For those unaware of this, 454 Life Sciences is currently in the process of sequencing James Watson’s genome, Craig Venter claims to have an analysis of his finished sequence in review at PLoS Biology, and the X Prize in Genomics will be given to the first person to efficiently sequence a number of genomes, including those of “celebrities such as television journalist Larry King, cosmologist Stephen Hawking, Google co-founder Larry Page, Microsoft co-founder Paul Allen and former junk-bond trader Michael Milken”.
Some quotes from those who don’t like this:
“This is almost like recreational genomics, or the molecular equivalent of a whole-body scan, for those who have boundless curiosity and cash,” says Kathy Hudson, director of Johns Hopkins University’s Genetics and Public Policy Centre in Washington DC. “It will be sort of a sad statement if that’s what we end up getting out of the Human Genome Project.”
“If all the sequences obtained over the next year or two are done on scientists with strong financial positions, that will send a message quite contrary to what the genome project aimed to achieve,” says Francis Collins, head of the US National Human Genome Research Institute (NHGRI) in Bethesda, Maryland.
“I’d hate the availability of single-genome sequencing to be based purely on money and fame,” says Michael Ashburner, a geneticist at the University of Cambridge, UK. “Just doing famous or very rich people is bloody tacky, actually.”
I’ll grant that celebrating sequencing the genomes of a bunch of celebrities is pretty tacky. Fair enough. But these critcs are entirely missing the point.
1. I haven’t thought to hard about this, but can anyone think of a major technology that was not first used by the rich? Cars, comupters, the internet, air travel, any major medical technology– all of these things were first available to those with the money to buy them. After the frontier has been broken and the technology proven, it will be improved, made more cost effective, and eventually be available to the more general public. In the article, a comparison is made between sequencing your genome and getting a private space flight, with the implication that both are ridiculous luxuries for the rich. The explcit goal of the X Prize for space flight, of course, is “to make space travel safe, affordable and accessible to everyone through the creation of a personal spaceflight industry.” The same principle is at work here.

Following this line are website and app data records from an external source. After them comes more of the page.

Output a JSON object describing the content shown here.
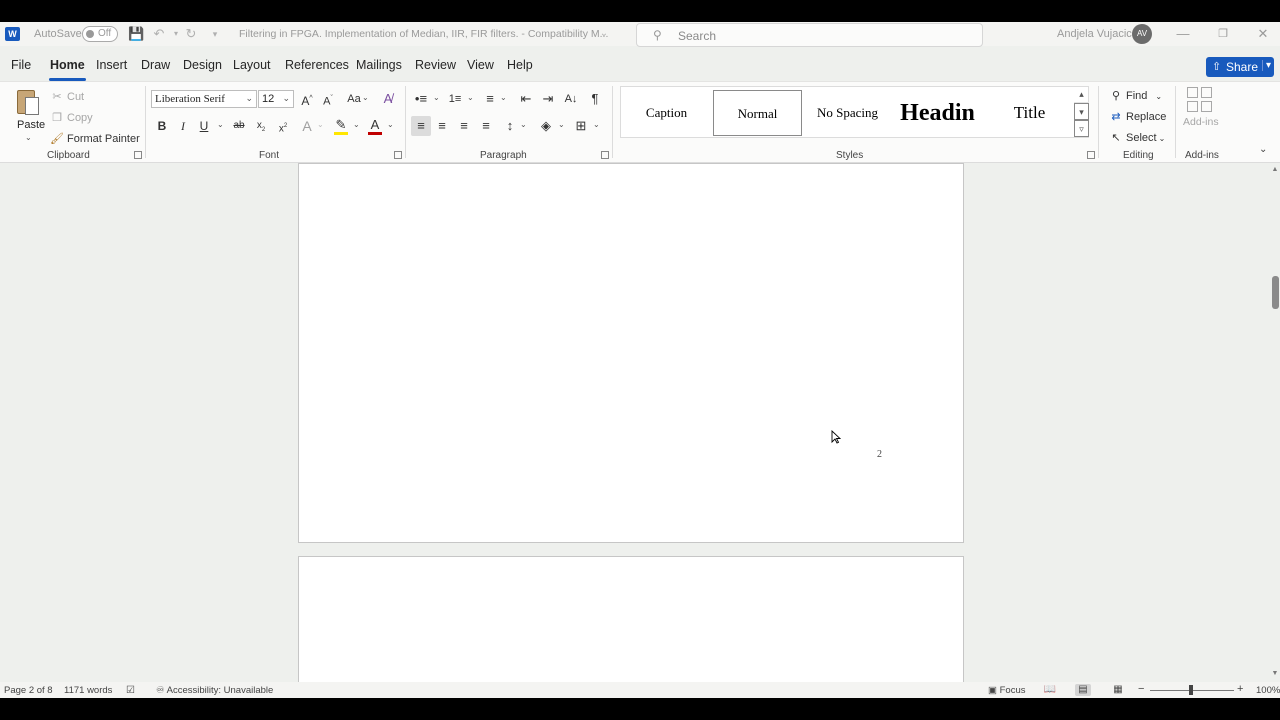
{
  "titlebar": {
    "app_logo": "W",
    "autosave_label": "AutoSave",
    "autosave_state": "Off",
    "doc_title": "Filtering in FPGA. Implementation of Median, IIR, FIR filters.  -  Compatibility M...",
    "search_placeholder": "Search",
    "user_name": "Andjela Vujacic",
    "user_initials": "AV"
  },
  "tabs": [
    {
      "label": "File"
    },
    {
      "label": "Home"
    },
    {
      "label": "Insert"
    },
    {
      "label": "Draw"
    },
    {
      "label": "Design"
    },
    {
      "label": "Layout"
    },
    {
      "label": "References"
    },
    {
      "label": "Mailings"
    },
    {
      "label": "Review"
    },
    {
      "label": "View"
    },
    {
      "label": "Help"
    }
  ],
  "share_label": "Share",
  "clipboard": {
    "paste": "Paste",
    "cut": "Cut",
    "copy": "Copy",
    "format_painter": "Format Painter",
    "group_label": "Clipboard"
  },
  "font": {
    "family": "Liberation Serif",
    "size": "12",
    "group_label": "Font",
    "bold": "B",
    "italic": "I",
    "underline": "U",
    "strike": "ab",
    "change_case": "Aa"
  },
  "paragraph": {
    "group_label": "Paragraph"
  },
  "styles": {
    "items": [
      {
        "label": "Caption"
      },
      {
        "label": "Normal"
      },
      {
        "label": "No Spacing"
      },
      {
        "label": "Headin"
      },
      {
        "label": "Title"
      }
    ],
    "group_label": "Styles"
  },
  "editing": {
    "find": "Find",
    "replace": "Replace",
    "select": "Select",
    "group_label": "Editing"
  },
  "addins": {
    "button": "Add-ins",
    "group_label": "Add-ins"
  },
  "document": {
    "page_number": "2"
  },
  "statusbar": {
    "page": "Page 2 of 8",
    "words": "1171 words",
    "accessibility": "Accessibility: Unavailable",
    "focus": "Focus",
    "zoom": "100%"
  },
  "colors": {
    "accent": "#185abd",
    "highlight": "#ffe600",
    "font_color": "#c00000",
    "canvas": "#eef0ed"
  }
}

2. Many people are wary of genetic technologies and what they bring. There are issues with privacy, with “genetic discrimination”, with what to do if you know you could pass on a genetic disease, etc. These are not issues to be taken lightly, but the critics above seem to think that the first people to have their genomes sequenced should be the people that have no idea what genetics is. According to the article, one institutional review board required that any person having their genome sequenced in a given study had to have at least a masters degree in genetics. That’s not a bad idea, because in the end, the best way to show you think that something is safe and effective is to do it to yourself first. If the first people having their genomes sequenced were individuals with no knowledge of genetics, there is no doubt the scientific community would be accused of taking advantage of ignorance get people to participate, of using less-educated people as guinea pigs, of scientific irresponsibility, and worse. Damned if you do, damned if you don’t…

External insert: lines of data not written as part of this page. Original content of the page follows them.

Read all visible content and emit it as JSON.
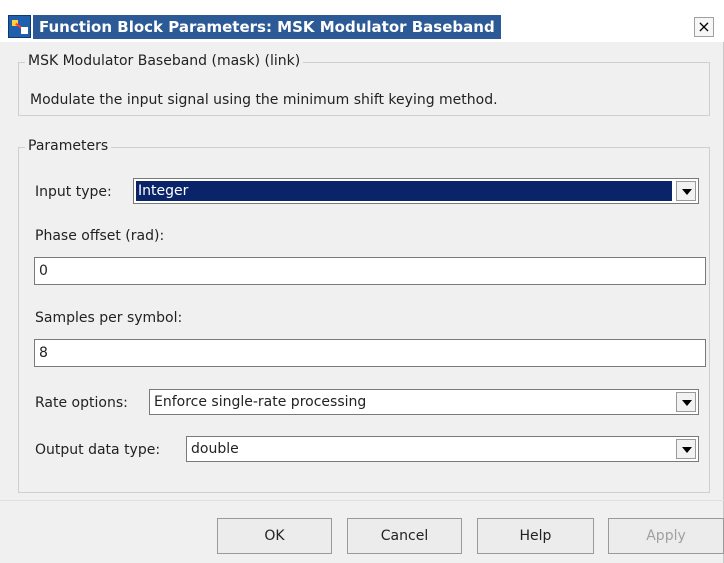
{
  "window": {
    "title": "Function Block Parameters: MSK Modulator Baseband",
    "close_label": "×"
  },
  "mask": {
    "legend": "MSK Modulator Baseband (mask) (link)",
    "description": "Modulate the input signal using the minimum shift keying method."
  },
  "parameters": {
    "legend": "Parameters",
    "input_type": {
      "label": "Input type:",
      "value": "Integer"
    },
    "phase_offset": {
      "label": "Phase offset (rad):",
      "value": "0"
    },
    "samples_per_symbol": {
      "label": "Samples per symbol:",
      "value": "8"
    },
    "rate_options": {
      "label": "Rate options:",
      "value": "Enforce single-rate processing"
    },
    "output_data_type": {
      "label": "Output data type:",
      "value": "double"
    }
  },
  "buttons": {
    "ok": "OK",
    "cancel": "Cancel",
    "help": "Help",
    "apply": "Apply"
  }
}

N.B. if anyone wants to sequence my genome (one hell of a genome, if I do say so myself), please be in touch.